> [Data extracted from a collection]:
_ _ _
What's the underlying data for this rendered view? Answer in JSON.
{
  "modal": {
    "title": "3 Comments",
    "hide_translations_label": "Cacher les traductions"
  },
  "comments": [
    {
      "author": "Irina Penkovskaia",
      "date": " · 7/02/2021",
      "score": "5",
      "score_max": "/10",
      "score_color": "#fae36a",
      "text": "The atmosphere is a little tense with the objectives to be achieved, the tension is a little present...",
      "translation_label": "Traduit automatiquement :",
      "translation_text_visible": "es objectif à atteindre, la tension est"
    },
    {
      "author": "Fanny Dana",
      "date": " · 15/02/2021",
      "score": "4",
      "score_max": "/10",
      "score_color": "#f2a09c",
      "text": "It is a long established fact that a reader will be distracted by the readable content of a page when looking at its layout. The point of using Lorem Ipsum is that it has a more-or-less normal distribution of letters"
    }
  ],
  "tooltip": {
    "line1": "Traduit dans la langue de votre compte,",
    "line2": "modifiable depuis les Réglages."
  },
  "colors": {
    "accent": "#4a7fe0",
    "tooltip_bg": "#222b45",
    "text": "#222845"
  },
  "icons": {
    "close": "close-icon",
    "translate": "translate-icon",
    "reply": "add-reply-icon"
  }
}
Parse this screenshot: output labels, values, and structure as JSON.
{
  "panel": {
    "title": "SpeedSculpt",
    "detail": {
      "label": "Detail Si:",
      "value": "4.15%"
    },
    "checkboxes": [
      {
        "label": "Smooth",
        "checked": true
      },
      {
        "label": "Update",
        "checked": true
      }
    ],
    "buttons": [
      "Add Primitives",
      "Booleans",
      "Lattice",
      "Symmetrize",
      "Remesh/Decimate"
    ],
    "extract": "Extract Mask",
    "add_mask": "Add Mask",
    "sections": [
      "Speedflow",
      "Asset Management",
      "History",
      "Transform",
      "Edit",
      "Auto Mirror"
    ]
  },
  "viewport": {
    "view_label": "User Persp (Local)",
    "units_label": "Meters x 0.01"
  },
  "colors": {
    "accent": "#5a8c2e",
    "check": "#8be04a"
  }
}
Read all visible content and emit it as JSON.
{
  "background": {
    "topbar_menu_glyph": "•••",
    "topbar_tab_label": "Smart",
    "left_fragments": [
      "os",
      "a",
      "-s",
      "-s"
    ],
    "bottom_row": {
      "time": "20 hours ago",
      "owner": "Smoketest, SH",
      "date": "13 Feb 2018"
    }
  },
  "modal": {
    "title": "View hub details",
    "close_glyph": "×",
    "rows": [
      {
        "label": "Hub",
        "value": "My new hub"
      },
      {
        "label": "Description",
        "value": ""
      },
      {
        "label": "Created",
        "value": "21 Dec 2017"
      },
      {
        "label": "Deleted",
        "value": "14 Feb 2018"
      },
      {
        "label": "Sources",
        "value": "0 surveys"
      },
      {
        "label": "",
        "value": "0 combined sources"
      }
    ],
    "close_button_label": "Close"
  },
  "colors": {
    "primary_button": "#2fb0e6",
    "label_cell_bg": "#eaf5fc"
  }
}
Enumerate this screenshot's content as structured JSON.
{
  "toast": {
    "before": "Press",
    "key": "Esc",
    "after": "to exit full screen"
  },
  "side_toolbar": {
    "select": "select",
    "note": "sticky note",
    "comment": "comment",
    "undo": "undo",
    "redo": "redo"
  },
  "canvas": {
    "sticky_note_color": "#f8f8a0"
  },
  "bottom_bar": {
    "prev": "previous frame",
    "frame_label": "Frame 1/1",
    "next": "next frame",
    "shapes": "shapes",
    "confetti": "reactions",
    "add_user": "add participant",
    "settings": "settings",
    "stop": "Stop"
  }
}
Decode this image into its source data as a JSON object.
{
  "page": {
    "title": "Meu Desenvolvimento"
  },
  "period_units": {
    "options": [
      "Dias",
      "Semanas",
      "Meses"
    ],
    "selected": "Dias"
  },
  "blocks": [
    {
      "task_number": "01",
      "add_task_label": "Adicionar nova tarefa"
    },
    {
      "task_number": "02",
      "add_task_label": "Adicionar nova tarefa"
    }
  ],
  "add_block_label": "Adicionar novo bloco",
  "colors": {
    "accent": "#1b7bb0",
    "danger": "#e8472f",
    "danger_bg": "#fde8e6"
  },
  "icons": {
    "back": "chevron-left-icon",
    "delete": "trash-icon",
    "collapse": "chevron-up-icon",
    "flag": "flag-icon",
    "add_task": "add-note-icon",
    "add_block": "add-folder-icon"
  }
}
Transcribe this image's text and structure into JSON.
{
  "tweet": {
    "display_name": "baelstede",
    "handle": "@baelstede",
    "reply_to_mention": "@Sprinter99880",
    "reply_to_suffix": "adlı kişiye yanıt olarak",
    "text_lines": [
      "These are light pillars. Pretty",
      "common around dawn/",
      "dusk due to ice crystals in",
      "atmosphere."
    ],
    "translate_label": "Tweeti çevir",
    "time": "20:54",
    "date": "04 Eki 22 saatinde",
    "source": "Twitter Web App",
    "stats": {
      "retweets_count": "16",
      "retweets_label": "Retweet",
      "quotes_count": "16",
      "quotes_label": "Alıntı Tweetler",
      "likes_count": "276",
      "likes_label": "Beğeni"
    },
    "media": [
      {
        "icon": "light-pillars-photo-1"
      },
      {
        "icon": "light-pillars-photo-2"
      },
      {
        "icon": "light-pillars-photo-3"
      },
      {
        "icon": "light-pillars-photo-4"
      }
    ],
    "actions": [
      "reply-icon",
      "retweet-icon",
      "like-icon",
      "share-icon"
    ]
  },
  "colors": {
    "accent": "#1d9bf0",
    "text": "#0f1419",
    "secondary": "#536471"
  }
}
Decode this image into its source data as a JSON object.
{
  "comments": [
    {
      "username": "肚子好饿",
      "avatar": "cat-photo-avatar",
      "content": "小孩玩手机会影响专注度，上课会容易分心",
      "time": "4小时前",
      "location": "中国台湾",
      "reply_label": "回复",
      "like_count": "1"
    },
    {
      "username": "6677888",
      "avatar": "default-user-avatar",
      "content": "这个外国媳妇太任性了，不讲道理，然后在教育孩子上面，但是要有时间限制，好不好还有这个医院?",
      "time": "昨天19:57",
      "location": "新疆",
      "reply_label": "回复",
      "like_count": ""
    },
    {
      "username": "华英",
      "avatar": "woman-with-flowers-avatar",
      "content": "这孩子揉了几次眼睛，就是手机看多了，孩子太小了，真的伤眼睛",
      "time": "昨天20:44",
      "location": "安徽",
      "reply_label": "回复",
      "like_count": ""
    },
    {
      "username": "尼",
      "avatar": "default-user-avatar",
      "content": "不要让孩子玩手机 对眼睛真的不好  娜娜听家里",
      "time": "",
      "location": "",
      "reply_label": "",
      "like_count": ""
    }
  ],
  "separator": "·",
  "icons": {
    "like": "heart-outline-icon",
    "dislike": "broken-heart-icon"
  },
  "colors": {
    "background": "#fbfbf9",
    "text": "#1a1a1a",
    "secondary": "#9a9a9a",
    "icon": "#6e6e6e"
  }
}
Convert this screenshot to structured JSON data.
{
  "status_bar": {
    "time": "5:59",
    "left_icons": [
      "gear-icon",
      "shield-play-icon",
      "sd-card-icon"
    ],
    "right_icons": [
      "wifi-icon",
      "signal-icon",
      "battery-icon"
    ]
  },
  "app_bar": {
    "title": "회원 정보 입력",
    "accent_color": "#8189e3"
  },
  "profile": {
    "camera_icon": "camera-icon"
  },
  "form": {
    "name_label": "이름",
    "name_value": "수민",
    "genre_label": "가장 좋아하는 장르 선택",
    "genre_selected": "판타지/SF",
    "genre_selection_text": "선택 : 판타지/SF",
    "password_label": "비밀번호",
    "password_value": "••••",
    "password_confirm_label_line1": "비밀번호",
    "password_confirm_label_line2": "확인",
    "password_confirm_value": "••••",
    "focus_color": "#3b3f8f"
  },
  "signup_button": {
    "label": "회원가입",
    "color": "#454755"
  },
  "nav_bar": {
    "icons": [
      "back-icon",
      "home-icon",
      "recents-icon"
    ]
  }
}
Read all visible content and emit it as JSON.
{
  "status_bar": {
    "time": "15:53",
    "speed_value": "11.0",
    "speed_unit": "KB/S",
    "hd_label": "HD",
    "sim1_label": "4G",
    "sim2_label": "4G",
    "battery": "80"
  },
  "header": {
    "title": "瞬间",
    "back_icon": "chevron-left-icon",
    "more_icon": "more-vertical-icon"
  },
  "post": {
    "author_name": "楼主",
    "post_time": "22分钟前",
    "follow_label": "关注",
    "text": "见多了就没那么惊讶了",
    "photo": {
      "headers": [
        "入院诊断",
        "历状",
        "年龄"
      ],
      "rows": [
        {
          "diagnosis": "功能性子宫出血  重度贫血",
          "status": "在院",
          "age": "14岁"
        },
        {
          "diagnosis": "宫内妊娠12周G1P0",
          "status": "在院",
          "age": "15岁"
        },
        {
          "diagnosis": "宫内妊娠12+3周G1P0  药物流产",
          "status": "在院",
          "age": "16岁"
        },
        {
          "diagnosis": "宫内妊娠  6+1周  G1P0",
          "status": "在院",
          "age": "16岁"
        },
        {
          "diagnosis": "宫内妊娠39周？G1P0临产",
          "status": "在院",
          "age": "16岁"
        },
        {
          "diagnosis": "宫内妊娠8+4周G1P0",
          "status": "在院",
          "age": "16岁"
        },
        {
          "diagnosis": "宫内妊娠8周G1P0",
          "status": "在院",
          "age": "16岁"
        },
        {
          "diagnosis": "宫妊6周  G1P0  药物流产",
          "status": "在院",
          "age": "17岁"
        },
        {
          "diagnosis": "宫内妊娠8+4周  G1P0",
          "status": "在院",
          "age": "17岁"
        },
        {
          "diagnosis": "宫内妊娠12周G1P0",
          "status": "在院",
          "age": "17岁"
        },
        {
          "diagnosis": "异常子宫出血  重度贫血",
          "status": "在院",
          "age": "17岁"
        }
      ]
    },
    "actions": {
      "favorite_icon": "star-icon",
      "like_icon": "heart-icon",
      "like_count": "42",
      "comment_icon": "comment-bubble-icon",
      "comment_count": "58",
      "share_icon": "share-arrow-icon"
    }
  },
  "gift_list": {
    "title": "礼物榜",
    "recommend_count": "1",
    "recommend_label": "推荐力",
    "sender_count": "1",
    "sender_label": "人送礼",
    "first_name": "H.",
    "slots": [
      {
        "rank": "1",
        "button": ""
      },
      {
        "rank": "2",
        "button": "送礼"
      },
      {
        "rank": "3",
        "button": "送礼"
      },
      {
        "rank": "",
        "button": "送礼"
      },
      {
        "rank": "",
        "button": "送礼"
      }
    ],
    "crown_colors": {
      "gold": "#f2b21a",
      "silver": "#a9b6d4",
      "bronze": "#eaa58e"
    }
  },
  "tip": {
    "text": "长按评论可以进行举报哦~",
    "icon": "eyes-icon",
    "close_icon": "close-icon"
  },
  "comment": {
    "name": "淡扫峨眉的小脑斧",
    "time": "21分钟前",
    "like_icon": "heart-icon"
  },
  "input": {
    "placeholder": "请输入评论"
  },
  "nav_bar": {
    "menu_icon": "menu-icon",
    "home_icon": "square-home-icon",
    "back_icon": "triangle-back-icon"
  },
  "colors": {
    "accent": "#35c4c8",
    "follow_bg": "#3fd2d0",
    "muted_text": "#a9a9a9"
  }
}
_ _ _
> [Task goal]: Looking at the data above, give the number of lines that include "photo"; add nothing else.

> [Answer box]: 6